Work order
Your answer should consist of each line below that contains the string "yuan".

Extracted data entries
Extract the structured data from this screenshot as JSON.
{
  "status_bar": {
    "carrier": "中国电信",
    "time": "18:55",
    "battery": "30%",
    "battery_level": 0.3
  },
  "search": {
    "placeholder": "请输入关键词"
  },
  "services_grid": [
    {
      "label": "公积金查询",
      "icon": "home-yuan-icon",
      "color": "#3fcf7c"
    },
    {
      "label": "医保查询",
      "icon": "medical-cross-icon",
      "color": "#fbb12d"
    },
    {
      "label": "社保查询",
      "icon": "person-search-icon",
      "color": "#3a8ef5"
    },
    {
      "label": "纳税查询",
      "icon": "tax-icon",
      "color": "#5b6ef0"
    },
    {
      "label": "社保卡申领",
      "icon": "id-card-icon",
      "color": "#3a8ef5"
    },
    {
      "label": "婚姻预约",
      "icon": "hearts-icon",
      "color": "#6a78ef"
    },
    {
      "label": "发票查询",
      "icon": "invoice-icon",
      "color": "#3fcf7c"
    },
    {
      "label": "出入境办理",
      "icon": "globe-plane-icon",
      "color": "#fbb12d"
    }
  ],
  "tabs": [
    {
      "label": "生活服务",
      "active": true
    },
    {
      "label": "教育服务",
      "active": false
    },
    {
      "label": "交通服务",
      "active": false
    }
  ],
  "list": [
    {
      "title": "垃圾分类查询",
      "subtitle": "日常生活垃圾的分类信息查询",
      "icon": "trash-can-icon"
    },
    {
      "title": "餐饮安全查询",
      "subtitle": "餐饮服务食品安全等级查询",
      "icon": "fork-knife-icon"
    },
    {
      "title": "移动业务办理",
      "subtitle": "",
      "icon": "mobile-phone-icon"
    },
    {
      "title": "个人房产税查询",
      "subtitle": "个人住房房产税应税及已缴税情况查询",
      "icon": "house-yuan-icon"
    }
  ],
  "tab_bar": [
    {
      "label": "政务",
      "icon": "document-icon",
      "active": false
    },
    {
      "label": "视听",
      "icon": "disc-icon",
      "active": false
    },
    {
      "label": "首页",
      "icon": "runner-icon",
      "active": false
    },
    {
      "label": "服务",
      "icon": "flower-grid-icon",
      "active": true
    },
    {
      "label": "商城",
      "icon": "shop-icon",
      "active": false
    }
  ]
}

Output of the task
      "icon": "home-yuan-icon",
      "icon": "house-yuan-icon"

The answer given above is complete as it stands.